> _PROBLEM DETAILS_
Would you please give the entries again word for word, with no images in your copy?

[Opening SOURCE DATA section]

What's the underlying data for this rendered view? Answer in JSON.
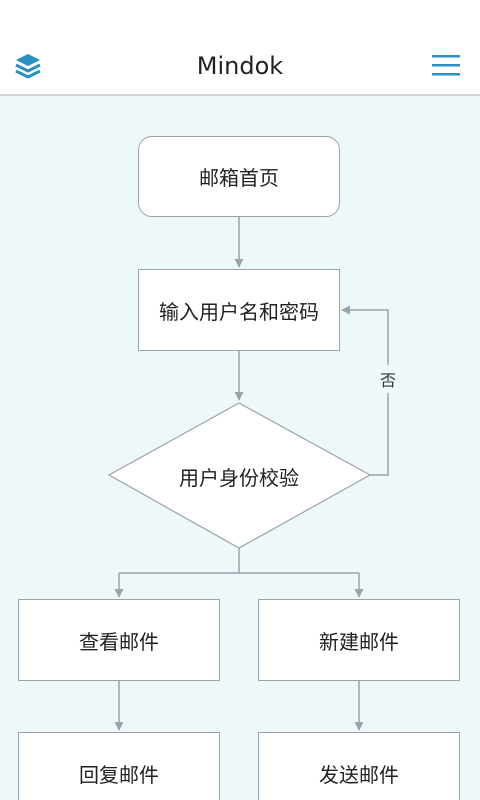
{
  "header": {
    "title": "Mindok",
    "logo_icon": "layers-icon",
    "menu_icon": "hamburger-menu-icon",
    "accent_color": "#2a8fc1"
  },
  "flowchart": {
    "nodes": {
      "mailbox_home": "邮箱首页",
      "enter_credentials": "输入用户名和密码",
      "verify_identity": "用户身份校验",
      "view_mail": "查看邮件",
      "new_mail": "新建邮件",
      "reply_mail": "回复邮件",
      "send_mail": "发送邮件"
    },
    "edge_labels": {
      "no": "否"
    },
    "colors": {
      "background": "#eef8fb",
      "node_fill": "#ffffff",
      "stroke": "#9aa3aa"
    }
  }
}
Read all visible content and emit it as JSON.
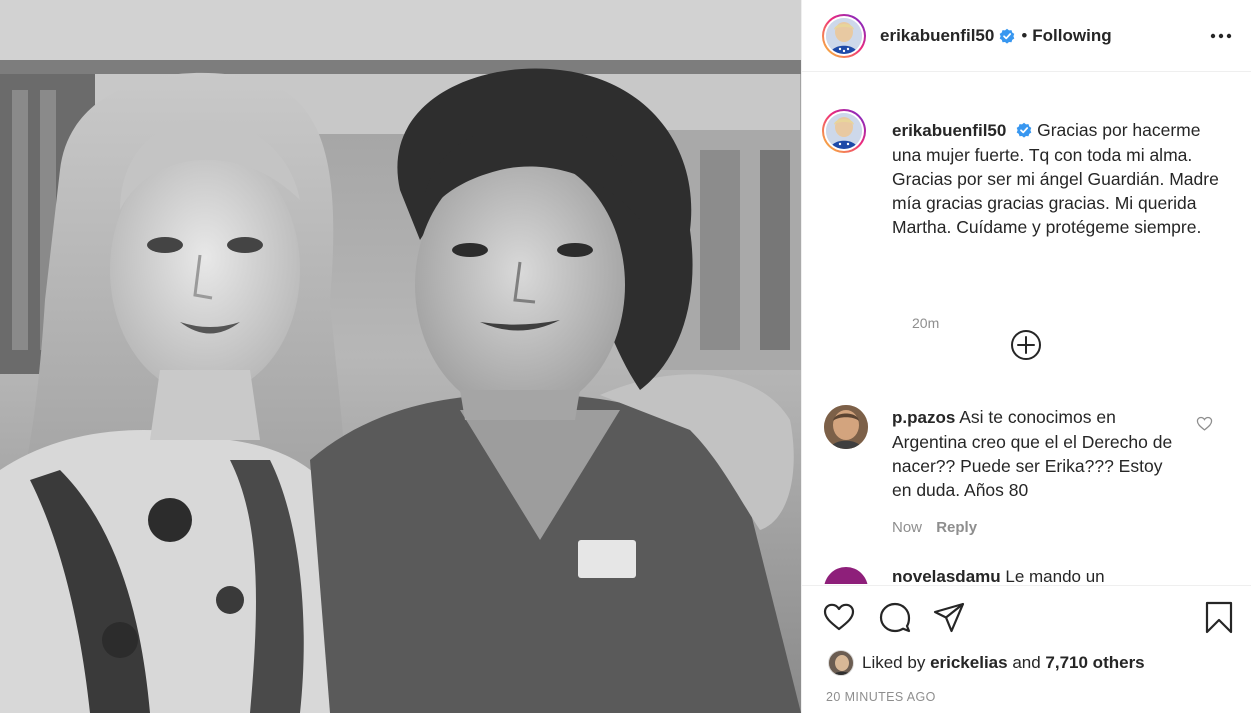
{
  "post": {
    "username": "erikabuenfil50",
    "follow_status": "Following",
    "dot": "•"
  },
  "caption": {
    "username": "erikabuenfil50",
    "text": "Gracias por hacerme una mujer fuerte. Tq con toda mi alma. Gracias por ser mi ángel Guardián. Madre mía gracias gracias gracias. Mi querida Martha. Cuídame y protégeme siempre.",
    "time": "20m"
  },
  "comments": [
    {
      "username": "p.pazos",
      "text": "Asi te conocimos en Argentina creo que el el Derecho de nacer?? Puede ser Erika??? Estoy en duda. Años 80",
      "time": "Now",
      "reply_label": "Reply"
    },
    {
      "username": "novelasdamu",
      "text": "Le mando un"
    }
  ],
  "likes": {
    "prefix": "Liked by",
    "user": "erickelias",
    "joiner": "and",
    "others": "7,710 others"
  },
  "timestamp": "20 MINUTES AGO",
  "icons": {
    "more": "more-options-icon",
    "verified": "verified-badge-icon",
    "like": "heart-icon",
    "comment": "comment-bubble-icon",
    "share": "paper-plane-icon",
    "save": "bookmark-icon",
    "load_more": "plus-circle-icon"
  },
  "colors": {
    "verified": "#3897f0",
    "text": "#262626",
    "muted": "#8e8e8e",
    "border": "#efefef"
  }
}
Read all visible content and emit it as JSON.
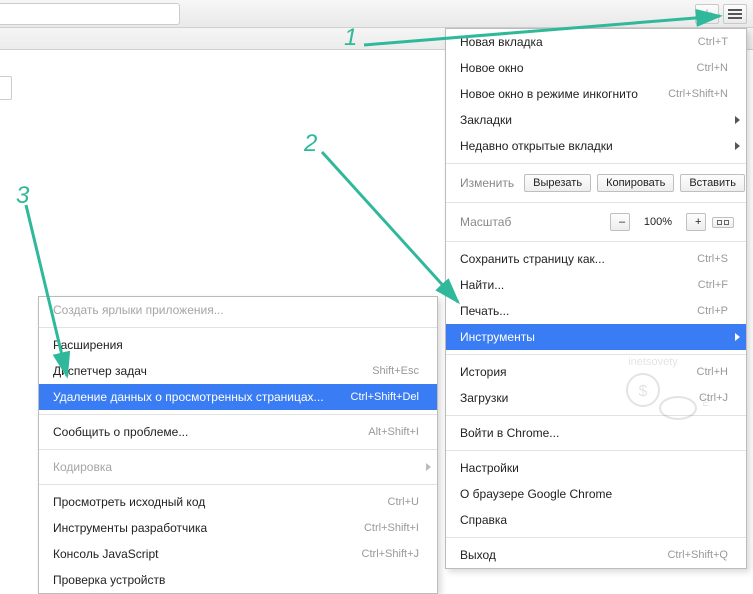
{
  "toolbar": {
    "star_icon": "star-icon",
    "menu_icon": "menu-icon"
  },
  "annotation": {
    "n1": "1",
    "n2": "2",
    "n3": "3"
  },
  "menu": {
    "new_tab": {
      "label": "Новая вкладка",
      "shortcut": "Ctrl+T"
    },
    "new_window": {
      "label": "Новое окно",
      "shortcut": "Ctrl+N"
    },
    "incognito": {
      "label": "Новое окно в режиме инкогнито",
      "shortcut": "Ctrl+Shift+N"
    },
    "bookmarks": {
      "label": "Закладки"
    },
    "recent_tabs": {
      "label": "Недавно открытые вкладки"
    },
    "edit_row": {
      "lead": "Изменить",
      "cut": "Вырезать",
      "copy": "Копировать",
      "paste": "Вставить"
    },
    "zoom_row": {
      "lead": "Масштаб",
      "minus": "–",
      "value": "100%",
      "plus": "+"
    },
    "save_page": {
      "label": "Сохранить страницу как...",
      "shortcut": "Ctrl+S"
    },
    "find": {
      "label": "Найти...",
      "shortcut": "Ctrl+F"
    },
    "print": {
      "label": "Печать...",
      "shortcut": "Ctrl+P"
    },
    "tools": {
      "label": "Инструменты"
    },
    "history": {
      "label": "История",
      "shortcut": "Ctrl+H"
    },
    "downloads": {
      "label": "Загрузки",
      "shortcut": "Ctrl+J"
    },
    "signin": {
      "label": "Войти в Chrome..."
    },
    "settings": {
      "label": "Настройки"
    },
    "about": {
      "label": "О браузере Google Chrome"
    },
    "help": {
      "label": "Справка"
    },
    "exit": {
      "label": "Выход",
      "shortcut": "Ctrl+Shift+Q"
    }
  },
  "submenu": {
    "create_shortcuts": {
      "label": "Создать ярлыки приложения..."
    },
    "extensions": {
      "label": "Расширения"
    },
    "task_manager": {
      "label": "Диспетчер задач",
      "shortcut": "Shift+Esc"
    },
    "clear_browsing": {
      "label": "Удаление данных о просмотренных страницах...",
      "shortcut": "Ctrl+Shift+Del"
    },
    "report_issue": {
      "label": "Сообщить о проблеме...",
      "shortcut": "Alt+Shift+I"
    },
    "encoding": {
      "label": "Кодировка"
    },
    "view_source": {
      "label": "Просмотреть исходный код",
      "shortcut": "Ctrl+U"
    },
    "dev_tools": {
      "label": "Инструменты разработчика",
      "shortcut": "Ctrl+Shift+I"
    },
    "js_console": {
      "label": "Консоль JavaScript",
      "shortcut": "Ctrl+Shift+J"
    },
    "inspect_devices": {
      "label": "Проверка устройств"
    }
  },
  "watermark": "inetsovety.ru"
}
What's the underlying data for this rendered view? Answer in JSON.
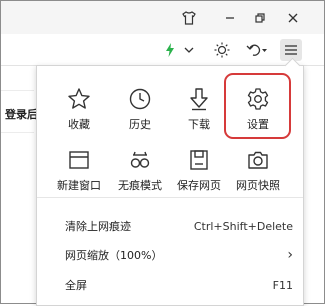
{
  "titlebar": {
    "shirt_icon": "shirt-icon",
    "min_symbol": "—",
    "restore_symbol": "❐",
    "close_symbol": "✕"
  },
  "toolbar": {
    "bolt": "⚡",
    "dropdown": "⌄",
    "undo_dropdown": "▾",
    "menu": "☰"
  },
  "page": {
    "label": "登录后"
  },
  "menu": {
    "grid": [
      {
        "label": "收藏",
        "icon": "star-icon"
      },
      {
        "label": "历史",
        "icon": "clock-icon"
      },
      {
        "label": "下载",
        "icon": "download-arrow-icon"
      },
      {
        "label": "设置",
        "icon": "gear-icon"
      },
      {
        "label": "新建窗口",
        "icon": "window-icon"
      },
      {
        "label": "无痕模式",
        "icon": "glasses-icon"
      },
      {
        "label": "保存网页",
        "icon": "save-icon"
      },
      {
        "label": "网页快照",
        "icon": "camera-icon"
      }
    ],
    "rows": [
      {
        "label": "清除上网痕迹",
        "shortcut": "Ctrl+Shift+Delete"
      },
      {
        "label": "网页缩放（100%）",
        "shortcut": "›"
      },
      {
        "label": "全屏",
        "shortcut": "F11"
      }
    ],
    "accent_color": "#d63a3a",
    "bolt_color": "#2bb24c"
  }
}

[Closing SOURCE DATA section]

> _RESPONSE BOX_
What's the underlying data for this rendered view? Answer in JSON.
{
  "header": {
    "title": "Mindok",
    "logo_icon": "layers-icon",
    "menu_icon": "hamburger-menu-icon",
    "accent_color": "#2a8fc1"
  },
  "flowchart": {
    "nodes": {
      "mailbox_home": "邮箱首页",
      "enter_credentials": "输入用户名和密码",
      "verify_identity": "用户身份校验",
      "view_mail": "查看邮件",
      "new_mail": "新建邮件",
      "reply_mail": "回复邮件",
      "send_mail": "发送邮件"
    },
    "edge_labels": {
      "no": "否"
    },
    "colors": {
      "background": "#eef8fb",
      "node_fill": "#ffffff",
      "stroke": "#9aa3aa"
    }
  }
}
Read all visible content and emit it as JSON.
{
  "post": {
    "username": "erikabuenfil50",
    "follow_status": "Following",
    "dot": "•"
  },
  "caption": {
    "username": "erikabuenfil50",
    "text": "Gracias por hacerme una mujer fuerte. Tq con toda mi alma. Gracias por ser mi ángel Guardián. Madre mía gracias gracias gracias. Mi querida Martha. Cuídame y protégeme siempre.",
    "time": "20m"
  },
  "comments": [
    {
      "username": "p.pazos",
      "text": "Asi te conocimos en Argentina creo que el el Derecho de nacer?? Puede ser Erika??? Estoy en duda. Años 80",
      "time": "Now",
      "reply_label": "Reply"
    },
    {
      "username": "novelasdamu",
      "text": "Le mando un"
    }
  ],
  "likes": {
    "prefix": "Liked by",
    "user": "erickelias",
    "joiner": "and",
    "others": "7,710 others"
  },
  "timestamp": "20 MINUTES AGO",
  "icons": {
    "more": "more-options-icon",
    "verified": "verified-badge-icon",
    "like": "heart-icon",
    "comment": "comment-bubble-icon",
    "share": "paper-plane-icon",
    "save": "bookmark-icon",
    "load_more": "plus-circle-icon"
  },
  "colors": {
    "verified": "#3897f0",
    "text": "#262626",
    "muted": "#8e8e8e",
    "border": "#efefef"
  }
}
Read all visible content and emit it as JSON.
{
  "toolbar": {
    "star_icon": "star-icon",
    "menu_icon": "menu-icon"
  },
  "annotation": {
    "n1": "1",
    "n2": "2",
    "n3": "3"
  },
  "menu": {
    "new_tab": {
      "label": "Новая вкладка",
      "shortcut": "Ctrl+T"
    },
    "new_window": {
      "label": "Новое окно",
      "shortcut": "Ctrl+N"
    },
    "incognito": {
      "label": "Новое окно в режиме инкогнито",
      "shortcut": "Ctrl+Shift+N"
    },
    "bookmarks": {
      "label": "Закладки"
    },
    "recent_tabs": {
      "label": "Недавно открытые вкладки"
    },
    "edit_row": {
      "lead": "Изменить",
      "cut": "Вырезать",
      "copy": "Копировать",
      "paste": "Вставить"
    },
    "zoom_row": {
      "lead": "Масштаб",
      "minus": "–",
      "value": "100%",
      "plus": "+"
    },
    "save_page": {
      "label": "Сохранить страницу как...",
      "shortcut": "Ctrl+S"
    },
    "find": {
      "label": "Найти...",
      "shortcut": "Ctrl+F"
    },
    "print": {
      "label": "Печать...",
      "shortcut": "Ctrl+P"
    },
    "tools": {
      "label": "Инструменты"
    },
    "history": {
      "label": "История",
      "shortcut": "Ctrl+H"
    },
    "downloads": {
      "label": "Загрузки",
      "shortcut": "Ctrl+J"
    },
    "signin": {
      "label": "Войти в Chrome..."
    },
    "settings": {
      "label": "Настройки"
    },
    "about": {
      "label": "О браузере Google Chrome"
    },
    "help": {
      "label": "Справка"
    },
    "exit": {
      "label": "Выход",
      "shortcut": "Ctrl+Shift+Q"
    }
  },
  "submenu": {
    "create_shortcuts": {
      "label": "Создать ярлыки приложения..."
    },
    "extensions": {
      "label": "Расширения"
    },
    "task_manager": {
      "label": "Диспетчер задач",
      "shortcut": "Shift+Esc"
    },
    "clear_browsing": {
      "label": "Удаление данных о просмотренных страницах...",
      "shortcut": "Ctrl+Shift+Del"
    },
    "report_issue": {
      "label": "Сообщить о проблеме...",
      "shortcut": "Alt+Shift+I"
    },
    "encoding": {
      "label": "Кодировка"
    },
    "view_source": {
      "label": "Просмотреть исходный код",
      "shortcut": "Ctrl+U"
    },
    "dev_tools": {
      "label": "Инструменты разработчика",
      "shortcut": "Ctrl+Shift+I"
    },
    "js_console": {
      "label": "Консоль JavaScript",
      "shortcut": "Ctrl+Shift+J"
    },
    "inspect_devices": {
      "label": "Проверка устройств"
    }
  },
  "watermark": "inetsovety.ru"
}
What's the underlying data for this rendered view? Answer in JSON.
{
  "titlebar": {
    "shirt_icon": "shirt-icon",
    "min_symbol": "—",
    "restore_symbol": "❐",
    "close_symbol": "✕"
  },
  "toolbar": {
    "bolt": "⚡",
    "dropdown": "⌄",
    "undo_dropdown": "▾",
    "menu": "☰"
  },
  "page": {
    "label": "登录后"
  },
  "menu": {
    "grid": [
      {
        "label": "收藏",
        "icon": "star-icon"
      },
      {
        "label": "历史",
        "icon": "clock-icon"
      },
      {
        "label": "下载",
        "icon": "download-arrow-icon"
      },
      {
        "label": "设置",
        "icon": "gear-icon"
      },
      {
        "label": "新建窗口",
        "icon": "window-icon"
      },
      {
        "label": "无痕模式",
        "icon": "glasses-icon"
      },
      {
        "label": "保存网页",
        "icon": "save-icon"
      },
      {
        "label": "网页快照",
        "icon": "camera-icon"
      }
    ],
    "rows": [
      {
        "label": "清除上网痕迹",
        "shortcut": "Ctrl+Shift+Delete"
      },
      {
        "label": "网页缩放（100%）",
        "shortcut": "›"
      },
      {
        "label": "全屏",
        "shortcut": "F11"
      }
    ],
    "accent_color": "#d63a3a",
    "bolt_color": "#2bb24c"
  }
}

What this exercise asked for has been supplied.